Identity Thieves Thrive in Information Age

PT       2001-05-31 
The identity thieves began their scam the old-fashioned way, stealing credit card statements, new bank checks and other documents from mailboxes in a neighborhood just south of Portland, Ore. But their operation took a high-tech turn that confirmed what law enforcement authorities and privacy specialists have long suspected: Criminal groups, like legitimate businesses, are using commercial online data brokers, which collect and sell personal information. Using an America Online e-mail account and one of the stolen credit card numbers, the thieves paid $25 to $280 for reports containing Social Security numbers, employment information and driving records via e-mail, according to documents and interviews.

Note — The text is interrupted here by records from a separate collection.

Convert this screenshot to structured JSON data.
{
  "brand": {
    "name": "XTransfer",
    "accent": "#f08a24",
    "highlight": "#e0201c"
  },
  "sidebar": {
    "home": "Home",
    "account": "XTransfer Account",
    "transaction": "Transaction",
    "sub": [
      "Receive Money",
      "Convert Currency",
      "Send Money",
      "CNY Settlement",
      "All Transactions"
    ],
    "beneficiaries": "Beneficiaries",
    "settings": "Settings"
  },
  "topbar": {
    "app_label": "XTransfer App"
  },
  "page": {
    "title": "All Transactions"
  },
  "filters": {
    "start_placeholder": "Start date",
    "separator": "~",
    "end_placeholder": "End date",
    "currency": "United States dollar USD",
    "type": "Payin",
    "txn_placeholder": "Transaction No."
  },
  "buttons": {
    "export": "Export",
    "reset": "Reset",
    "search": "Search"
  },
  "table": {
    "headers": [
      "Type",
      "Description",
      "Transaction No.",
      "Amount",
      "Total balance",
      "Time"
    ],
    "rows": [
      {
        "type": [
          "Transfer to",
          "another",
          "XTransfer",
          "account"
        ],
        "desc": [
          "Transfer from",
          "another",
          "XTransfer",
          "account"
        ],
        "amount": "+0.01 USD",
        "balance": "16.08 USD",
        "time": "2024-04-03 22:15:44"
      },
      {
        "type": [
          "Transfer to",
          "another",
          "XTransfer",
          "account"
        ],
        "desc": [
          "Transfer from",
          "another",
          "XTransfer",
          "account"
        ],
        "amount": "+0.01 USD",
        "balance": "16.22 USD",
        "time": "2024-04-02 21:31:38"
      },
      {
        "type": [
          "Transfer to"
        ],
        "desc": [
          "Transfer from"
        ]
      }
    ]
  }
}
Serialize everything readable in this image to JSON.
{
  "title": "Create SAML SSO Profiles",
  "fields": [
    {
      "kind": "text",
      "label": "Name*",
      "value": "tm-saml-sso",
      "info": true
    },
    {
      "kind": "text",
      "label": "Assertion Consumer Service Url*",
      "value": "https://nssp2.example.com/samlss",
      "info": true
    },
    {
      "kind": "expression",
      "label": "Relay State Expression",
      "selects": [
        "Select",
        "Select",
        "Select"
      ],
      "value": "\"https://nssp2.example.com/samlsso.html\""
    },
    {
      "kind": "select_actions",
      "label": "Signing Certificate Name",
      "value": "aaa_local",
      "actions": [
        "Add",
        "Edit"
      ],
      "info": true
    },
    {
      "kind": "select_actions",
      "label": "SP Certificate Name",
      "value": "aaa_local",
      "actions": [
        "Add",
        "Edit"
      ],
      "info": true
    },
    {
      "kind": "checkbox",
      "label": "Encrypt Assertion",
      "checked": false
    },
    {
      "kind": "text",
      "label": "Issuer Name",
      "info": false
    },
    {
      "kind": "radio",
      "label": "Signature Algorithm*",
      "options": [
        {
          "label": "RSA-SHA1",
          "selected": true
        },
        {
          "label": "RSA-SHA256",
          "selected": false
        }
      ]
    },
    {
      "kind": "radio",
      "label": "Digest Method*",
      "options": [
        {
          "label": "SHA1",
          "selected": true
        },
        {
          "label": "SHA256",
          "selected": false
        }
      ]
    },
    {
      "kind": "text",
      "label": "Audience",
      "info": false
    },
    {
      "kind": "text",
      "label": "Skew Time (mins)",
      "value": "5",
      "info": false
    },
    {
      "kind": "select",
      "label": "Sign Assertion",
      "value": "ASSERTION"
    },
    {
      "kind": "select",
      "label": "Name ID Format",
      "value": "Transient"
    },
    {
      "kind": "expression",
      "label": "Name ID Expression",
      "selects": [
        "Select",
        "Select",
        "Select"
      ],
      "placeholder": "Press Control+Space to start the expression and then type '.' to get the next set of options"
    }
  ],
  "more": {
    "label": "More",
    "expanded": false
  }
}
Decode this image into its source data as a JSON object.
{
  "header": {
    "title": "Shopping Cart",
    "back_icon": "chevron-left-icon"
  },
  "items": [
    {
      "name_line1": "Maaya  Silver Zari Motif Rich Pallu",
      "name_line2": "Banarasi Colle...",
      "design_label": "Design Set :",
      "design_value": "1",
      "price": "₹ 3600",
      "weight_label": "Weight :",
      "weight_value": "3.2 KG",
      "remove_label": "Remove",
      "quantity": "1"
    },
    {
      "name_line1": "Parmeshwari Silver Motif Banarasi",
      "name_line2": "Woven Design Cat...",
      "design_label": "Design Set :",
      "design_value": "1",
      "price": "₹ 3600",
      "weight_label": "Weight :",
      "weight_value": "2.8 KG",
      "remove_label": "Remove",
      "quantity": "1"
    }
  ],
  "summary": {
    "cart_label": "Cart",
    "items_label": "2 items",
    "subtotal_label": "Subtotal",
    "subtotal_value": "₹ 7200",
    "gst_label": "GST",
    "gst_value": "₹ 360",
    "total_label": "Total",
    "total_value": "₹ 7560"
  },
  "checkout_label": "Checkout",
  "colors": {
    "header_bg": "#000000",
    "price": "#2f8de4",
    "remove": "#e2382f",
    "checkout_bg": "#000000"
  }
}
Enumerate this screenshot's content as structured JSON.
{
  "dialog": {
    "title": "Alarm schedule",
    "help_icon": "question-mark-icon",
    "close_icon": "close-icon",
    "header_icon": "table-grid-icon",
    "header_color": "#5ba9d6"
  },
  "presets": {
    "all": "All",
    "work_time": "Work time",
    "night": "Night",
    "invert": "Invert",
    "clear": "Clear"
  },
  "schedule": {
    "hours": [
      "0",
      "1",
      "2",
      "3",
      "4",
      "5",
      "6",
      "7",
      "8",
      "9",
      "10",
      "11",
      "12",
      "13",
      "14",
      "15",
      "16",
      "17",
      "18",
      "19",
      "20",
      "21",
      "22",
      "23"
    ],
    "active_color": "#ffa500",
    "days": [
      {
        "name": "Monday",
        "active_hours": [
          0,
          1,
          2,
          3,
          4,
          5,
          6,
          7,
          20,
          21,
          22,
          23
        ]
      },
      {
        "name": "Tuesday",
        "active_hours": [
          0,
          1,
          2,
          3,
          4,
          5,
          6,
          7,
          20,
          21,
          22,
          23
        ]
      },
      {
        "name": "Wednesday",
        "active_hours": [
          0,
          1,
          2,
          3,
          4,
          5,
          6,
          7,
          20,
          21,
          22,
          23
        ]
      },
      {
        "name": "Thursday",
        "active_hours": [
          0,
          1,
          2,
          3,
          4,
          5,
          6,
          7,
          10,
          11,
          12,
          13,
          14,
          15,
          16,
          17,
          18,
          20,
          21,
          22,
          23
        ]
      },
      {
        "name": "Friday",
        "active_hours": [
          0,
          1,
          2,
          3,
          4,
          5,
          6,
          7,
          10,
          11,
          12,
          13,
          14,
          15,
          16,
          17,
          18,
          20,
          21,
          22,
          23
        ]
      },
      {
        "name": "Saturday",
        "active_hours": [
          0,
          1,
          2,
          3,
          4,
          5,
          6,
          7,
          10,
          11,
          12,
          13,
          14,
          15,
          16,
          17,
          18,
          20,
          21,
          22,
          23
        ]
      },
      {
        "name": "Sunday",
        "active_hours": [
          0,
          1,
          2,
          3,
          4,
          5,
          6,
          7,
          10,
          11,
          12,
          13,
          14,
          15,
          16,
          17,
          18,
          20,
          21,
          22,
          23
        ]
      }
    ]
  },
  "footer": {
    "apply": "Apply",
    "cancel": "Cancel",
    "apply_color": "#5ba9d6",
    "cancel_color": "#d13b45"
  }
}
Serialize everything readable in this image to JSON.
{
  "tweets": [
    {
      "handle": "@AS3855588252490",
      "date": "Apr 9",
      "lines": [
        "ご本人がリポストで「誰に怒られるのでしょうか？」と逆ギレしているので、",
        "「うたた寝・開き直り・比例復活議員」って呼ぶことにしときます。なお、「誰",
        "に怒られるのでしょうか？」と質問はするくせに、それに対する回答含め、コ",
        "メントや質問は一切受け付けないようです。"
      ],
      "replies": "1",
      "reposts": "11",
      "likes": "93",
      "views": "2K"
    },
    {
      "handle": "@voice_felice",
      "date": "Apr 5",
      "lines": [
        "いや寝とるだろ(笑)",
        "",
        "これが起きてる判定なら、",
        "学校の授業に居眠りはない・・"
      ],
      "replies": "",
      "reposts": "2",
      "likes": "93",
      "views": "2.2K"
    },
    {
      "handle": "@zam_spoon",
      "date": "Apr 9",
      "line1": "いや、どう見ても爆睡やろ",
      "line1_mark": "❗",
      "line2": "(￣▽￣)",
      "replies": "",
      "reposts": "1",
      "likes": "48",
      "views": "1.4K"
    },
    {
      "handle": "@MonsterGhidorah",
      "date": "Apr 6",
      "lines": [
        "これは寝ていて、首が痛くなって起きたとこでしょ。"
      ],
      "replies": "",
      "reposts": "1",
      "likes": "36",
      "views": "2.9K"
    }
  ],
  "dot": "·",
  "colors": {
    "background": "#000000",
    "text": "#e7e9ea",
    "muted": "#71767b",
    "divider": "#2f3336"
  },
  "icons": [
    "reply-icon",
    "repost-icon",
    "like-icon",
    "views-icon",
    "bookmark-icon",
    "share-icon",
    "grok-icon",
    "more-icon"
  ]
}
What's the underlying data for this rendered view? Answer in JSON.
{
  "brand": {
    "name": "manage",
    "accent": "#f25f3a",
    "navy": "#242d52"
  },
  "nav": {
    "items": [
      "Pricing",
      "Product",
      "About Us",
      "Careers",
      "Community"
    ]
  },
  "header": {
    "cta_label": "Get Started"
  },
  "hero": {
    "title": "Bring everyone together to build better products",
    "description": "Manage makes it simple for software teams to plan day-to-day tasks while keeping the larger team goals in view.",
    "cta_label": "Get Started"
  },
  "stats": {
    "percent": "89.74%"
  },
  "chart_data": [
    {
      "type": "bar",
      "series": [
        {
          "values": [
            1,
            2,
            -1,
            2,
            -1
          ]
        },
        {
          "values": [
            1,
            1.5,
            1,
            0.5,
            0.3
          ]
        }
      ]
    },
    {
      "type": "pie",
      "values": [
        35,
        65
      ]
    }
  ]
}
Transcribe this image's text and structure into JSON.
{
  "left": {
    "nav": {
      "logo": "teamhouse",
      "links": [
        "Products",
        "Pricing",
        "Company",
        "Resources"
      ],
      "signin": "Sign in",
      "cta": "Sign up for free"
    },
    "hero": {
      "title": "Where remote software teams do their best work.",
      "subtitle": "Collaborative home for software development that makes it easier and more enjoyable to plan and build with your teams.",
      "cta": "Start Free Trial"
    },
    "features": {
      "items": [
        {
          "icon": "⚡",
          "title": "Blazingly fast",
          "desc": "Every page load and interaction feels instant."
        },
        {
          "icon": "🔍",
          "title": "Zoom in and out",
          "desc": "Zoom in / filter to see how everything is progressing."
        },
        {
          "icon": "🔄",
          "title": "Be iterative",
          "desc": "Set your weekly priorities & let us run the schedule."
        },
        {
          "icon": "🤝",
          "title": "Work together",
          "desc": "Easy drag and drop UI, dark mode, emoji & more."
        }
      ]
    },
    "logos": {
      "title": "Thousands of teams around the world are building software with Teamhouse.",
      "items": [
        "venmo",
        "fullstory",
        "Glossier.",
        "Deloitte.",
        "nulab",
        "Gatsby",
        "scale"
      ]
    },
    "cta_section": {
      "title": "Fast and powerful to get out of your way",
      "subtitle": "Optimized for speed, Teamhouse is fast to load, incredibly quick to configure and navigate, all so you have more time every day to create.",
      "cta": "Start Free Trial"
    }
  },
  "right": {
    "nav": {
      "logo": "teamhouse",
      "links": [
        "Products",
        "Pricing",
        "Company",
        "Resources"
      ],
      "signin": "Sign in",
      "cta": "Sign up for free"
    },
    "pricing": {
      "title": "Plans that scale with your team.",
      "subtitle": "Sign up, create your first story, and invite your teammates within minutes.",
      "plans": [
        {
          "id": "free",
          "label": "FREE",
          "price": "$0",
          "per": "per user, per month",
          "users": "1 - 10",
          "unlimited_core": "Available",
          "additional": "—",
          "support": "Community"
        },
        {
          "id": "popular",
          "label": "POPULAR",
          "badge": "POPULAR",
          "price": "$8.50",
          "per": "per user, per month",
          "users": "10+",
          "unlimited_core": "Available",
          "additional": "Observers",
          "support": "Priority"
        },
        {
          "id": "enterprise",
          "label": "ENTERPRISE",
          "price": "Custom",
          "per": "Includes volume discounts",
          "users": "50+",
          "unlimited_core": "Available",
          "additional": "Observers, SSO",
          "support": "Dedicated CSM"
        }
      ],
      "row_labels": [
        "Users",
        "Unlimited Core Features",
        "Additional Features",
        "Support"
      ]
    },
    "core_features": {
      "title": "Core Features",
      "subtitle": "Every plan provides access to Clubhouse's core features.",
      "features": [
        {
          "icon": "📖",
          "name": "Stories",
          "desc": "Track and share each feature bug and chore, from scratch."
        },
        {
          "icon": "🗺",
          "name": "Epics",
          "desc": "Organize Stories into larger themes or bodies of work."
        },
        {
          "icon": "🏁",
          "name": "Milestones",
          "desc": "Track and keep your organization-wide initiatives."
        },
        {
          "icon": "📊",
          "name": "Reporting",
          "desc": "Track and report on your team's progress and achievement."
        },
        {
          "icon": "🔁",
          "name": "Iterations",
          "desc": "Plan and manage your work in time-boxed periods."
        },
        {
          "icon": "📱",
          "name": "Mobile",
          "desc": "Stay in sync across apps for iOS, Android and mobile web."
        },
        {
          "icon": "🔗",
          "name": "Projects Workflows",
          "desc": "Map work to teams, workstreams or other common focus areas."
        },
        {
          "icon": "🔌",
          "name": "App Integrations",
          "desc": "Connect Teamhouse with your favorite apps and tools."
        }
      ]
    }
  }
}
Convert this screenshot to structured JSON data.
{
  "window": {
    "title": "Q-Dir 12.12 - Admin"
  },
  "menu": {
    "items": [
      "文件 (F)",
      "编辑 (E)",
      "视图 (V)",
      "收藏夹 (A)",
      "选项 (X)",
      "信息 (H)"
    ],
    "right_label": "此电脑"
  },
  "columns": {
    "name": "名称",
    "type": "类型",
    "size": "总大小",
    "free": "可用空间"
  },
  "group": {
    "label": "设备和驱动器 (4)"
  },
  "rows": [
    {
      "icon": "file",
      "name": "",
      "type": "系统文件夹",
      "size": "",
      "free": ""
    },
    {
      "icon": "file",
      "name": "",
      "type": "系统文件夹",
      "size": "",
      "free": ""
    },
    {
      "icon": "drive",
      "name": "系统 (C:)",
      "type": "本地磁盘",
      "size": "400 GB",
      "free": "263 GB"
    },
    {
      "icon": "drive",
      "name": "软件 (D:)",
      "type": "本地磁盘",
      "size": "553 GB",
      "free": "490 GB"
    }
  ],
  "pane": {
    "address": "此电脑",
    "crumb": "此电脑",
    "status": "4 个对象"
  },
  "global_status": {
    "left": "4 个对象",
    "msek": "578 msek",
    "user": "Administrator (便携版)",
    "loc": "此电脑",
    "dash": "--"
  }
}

They used those details to order more credit cards, create a phony driver's license and begin plundering at least two bank accounts.